Records for processing:
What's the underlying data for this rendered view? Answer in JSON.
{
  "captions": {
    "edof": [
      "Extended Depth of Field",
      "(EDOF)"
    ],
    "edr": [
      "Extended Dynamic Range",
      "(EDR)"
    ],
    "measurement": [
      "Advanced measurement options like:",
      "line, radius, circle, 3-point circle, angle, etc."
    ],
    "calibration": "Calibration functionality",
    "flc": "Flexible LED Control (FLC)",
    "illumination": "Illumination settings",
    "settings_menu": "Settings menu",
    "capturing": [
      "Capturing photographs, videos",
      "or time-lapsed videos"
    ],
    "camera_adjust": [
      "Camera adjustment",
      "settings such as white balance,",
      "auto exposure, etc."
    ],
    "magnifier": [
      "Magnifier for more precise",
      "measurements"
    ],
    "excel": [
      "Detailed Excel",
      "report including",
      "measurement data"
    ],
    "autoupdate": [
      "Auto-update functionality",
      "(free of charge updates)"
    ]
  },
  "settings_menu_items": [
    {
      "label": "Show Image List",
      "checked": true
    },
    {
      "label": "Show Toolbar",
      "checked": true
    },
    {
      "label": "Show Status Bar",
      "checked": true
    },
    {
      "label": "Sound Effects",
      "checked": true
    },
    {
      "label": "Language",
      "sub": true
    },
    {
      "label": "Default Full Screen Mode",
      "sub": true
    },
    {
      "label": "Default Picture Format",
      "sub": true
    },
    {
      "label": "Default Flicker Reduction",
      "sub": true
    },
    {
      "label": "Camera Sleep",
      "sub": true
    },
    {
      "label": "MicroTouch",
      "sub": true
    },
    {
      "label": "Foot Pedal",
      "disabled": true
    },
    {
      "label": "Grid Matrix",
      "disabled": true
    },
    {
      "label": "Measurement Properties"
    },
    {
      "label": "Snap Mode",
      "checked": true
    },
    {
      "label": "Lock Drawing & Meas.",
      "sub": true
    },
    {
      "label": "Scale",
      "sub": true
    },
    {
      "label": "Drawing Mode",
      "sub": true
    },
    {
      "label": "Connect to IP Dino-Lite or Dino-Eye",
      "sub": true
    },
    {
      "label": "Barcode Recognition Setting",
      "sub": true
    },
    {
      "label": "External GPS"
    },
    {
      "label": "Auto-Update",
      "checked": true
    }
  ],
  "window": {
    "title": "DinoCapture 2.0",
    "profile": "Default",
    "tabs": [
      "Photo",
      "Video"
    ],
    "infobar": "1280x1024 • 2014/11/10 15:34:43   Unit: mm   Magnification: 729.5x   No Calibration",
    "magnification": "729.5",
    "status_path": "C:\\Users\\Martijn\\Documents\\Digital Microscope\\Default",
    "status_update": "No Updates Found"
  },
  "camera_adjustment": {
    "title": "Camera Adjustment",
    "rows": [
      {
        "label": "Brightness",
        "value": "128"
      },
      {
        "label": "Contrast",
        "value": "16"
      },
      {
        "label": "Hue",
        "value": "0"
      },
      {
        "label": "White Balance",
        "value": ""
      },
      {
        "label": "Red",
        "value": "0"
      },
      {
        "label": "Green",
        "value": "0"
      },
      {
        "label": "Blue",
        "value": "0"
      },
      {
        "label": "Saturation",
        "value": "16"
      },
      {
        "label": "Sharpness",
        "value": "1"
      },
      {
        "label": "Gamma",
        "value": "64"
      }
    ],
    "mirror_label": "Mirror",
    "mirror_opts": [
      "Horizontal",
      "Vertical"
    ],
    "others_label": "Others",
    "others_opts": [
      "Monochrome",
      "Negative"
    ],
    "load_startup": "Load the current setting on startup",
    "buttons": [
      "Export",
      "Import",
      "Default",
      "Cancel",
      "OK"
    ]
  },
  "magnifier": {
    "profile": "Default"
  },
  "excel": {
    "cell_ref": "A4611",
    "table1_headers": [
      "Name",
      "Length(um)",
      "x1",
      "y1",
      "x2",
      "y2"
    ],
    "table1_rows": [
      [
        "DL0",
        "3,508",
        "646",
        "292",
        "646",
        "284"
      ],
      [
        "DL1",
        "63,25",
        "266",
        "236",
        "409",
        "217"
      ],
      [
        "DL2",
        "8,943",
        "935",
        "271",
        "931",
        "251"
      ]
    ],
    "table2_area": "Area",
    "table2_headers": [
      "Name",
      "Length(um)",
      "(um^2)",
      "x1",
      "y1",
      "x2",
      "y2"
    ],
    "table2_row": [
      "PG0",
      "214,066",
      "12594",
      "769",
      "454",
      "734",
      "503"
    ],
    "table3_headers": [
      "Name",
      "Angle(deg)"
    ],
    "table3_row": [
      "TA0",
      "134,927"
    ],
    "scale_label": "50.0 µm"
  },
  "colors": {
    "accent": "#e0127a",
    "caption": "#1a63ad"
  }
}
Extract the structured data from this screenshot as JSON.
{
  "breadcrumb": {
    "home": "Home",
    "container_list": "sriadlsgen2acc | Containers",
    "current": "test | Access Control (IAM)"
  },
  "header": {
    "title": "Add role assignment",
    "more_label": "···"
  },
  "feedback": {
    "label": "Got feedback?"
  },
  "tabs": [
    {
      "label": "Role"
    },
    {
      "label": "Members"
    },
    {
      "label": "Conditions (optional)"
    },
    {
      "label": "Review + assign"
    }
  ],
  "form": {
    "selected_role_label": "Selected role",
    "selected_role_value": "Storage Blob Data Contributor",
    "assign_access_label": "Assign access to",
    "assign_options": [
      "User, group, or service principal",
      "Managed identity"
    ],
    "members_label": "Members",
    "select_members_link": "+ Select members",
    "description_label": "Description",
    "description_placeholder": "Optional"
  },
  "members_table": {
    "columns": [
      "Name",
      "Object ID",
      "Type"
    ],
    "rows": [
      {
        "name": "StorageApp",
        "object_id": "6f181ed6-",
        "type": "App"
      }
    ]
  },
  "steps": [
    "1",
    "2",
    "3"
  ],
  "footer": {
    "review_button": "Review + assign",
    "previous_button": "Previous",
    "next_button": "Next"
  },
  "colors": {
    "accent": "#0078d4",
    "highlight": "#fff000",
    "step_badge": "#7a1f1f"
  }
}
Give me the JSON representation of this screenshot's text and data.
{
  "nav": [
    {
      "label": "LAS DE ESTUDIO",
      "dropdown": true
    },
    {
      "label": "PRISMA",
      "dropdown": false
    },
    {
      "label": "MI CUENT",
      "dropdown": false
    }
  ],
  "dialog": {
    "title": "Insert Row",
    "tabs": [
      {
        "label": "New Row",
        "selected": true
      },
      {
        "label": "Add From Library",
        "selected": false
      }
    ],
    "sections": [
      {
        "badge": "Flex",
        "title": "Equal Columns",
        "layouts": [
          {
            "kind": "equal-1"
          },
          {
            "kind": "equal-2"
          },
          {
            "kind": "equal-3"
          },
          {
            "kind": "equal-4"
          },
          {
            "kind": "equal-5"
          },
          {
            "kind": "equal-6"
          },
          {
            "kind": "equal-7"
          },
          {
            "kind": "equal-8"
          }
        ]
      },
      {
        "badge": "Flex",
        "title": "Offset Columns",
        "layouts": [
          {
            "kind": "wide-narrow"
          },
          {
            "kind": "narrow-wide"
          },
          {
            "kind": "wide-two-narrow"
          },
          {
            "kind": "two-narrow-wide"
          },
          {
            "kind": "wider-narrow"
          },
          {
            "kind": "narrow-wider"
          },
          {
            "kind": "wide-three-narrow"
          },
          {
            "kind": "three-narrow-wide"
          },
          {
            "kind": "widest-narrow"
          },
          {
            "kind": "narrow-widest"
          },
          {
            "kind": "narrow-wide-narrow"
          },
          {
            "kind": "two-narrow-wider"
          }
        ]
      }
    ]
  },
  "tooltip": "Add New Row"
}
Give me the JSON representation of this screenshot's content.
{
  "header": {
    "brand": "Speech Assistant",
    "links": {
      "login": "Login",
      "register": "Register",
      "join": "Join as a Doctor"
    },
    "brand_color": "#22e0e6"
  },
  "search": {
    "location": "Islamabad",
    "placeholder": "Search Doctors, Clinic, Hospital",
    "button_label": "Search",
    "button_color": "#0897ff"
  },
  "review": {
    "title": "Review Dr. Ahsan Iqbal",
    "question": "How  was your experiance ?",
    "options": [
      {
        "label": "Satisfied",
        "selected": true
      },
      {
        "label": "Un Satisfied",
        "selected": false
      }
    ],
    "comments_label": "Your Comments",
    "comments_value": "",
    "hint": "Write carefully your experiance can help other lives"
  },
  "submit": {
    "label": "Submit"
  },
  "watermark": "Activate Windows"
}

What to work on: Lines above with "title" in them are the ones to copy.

Response below:
    "title": "DinoCapture 2.0",
    "title": "Camera Adjustment",
    "title": "Add role assignment",
    "title": "Insert Row",
        "title": "Equal Columns",
        "title": "Offset Columns",
    "title": "Review Dr. Ahsan Iqbal",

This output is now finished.